What the task asks
What is needed is an exact copy of all the records, written out in full.

Source data

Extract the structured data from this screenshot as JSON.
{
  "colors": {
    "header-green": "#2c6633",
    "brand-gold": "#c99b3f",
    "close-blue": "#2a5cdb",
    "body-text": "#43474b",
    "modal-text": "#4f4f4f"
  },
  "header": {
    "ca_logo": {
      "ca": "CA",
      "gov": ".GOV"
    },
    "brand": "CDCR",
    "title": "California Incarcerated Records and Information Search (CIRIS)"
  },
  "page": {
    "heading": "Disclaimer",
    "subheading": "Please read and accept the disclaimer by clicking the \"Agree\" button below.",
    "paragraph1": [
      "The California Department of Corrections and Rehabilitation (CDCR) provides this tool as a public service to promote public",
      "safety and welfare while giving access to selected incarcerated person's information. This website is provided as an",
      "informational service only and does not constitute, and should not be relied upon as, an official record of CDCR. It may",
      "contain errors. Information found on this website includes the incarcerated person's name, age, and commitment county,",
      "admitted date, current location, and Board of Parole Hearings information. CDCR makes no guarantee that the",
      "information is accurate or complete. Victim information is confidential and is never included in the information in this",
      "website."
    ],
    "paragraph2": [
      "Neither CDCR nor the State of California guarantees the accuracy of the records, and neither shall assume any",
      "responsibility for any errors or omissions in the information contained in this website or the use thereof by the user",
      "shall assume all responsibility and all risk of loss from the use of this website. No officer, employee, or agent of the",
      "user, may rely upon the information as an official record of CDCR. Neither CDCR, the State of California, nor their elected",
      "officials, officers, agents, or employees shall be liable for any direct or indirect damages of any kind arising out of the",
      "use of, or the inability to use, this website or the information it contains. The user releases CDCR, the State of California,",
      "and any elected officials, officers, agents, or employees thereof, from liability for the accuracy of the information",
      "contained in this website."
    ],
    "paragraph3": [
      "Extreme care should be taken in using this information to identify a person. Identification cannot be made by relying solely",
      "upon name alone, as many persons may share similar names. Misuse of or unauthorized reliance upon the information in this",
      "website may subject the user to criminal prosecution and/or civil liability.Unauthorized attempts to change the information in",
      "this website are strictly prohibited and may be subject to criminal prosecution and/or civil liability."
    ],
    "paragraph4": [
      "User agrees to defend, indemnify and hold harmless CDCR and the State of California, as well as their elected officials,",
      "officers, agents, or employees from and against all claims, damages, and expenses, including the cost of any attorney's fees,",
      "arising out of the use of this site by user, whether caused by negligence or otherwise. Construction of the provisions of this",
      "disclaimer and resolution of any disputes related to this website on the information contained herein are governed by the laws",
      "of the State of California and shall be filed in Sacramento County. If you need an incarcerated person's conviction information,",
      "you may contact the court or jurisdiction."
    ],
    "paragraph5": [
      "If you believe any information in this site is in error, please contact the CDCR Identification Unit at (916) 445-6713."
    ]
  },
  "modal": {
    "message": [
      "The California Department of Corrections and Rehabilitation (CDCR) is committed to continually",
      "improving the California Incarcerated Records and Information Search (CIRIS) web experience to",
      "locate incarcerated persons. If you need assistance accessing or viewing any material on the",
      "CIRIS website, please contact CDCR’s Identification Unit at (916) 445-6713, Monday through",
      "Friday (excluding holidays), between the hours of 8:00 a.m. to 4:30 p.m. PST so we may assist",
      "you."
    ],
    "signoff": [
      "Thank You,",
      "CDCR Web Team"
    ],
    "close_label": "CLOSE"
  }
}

Solution to this problem
Extract the structured data from this screenshot as JSON.
{
  "colors": {
    "header-green": "#2c6633",
    "brand-gold": "#c99b3f",
    "close-blue": "#2a5cdb",
    "body-text": "#43474b",
    "modal-text": "#4f4f4f"
  },
  "header": {
    "ca_logo": {
      "ca": "CA",
      "gov": ".GOV"
    },
    "brand": "CDCR",
    "title": "California Incarcerated Records and Information Search (CIRIS)"
  },
  "page": {
    "heading": "Disclaimer",
    "subheading": "Please read and accept the disclaimer by clicking the \"Agree\" button below.",
    "paragraph1": [
      "The California Department of Corrections and Rehabilitation (CDCR) provides this tool as a public service to promote public",
      "safety and welfare while giving access to selected incarcerated person's information. This website is provided as an",
      "informational service only and does not constitute, and should not be relied upon as, an official record of CDCR. It may",
      "contain errors. Information found on this website includes the incarcerated person's name, age, and commitment county,",
      "admitted date, current location, and Board of Parole Hearings information. CDCR makes no guarantee that the",
      "information is accurate or complete. Victim information is confidential and is never included in the information in this",
      "website."
    ],
    "paragraph2": [
      "Neither CDCR nor the State of California guarantees the accuracy of the records, and neither shall assume any",
      "responsibility for any errors or omissions in the information contained in this website or the use thereof by the user",
      "shall assume all responsibility and all risk of loss from the use of this website. No officer, employee, or agent of the",
      "user, may rely upon the information as an official record of CDCR. Neither CDCR, the State of California, nor their elected",
      "officials, officers, agents, or employees shall be liable for any direct or indirect damages of any kind arising out of the",
      "use of, or the inability to use, this website or the information it contains. The user releases CDCR, the State of California,",
      "and any elected officials, officers, agents, or employees thereof, from liability for the accuracy of the information",
      "contained in this website."
    ],
    "paragraph3": [
      "Extreme care should be taken in using this information to identify a person. Identification cannot be made by relying solely",
      "upon name alone, as many persons may share similar names. Misuse of or unauthorized reliance upon the information in this",
      "website may subject the user to criminal prosecution and/or civil liability.Unauthorized attempts to change the information in",
      "this website are strictly prohibited and may be subject to criminal prosecution and/or civil liability."
    ],
    "paragraph4": [
      "User agrees to defend, indemnify and hold harmless CDCR and the State of California, as well as their elected officials,",
      "officers, agents, or employees from and against all claims, damages, and expenses, including the cost of any attorney's fees,",
      "arising out of the use of this site by user, whether caused by negligence or otherwise. Construction of the provisions of this",
      "disclaimer and resolution of any disputes related to this website on the information contained herein are governed by the laws",
      "of the State of California and shall be filed in Sacramento County. If you need an incarcerated person's conviction information,",
      "you may contact the court or jurisdiction."
    ],
    "paragraph5": [
      "If you believe any information in this site is in error, please contact the CDCR Identification Unit at (916) 445-6713."
    ]
  },
  "modal": {
    "message": [
      "The California Department of Corrections and Rehabilitation (CDCR) is committed to continually",
      "improving the California Incarcerated Records and Information Search (CIRIS) web experience to",
      "locate incarcerated persons. If you need assistance accessing or viewing any material on the",
      "CIRIS website, please contact CDCR’s Identification Unit at (916) 445-6713, Monday through",
      "Friday (excluding holidays), between the hours of 8:00 a.m. to 4:30 p.m. PST so we may assist",
      "you."
    ],
    "signoff": [
      "Thank You,",
      "CDCR Web Team"
    ],
    "close_label": "CLOSE"
  }
}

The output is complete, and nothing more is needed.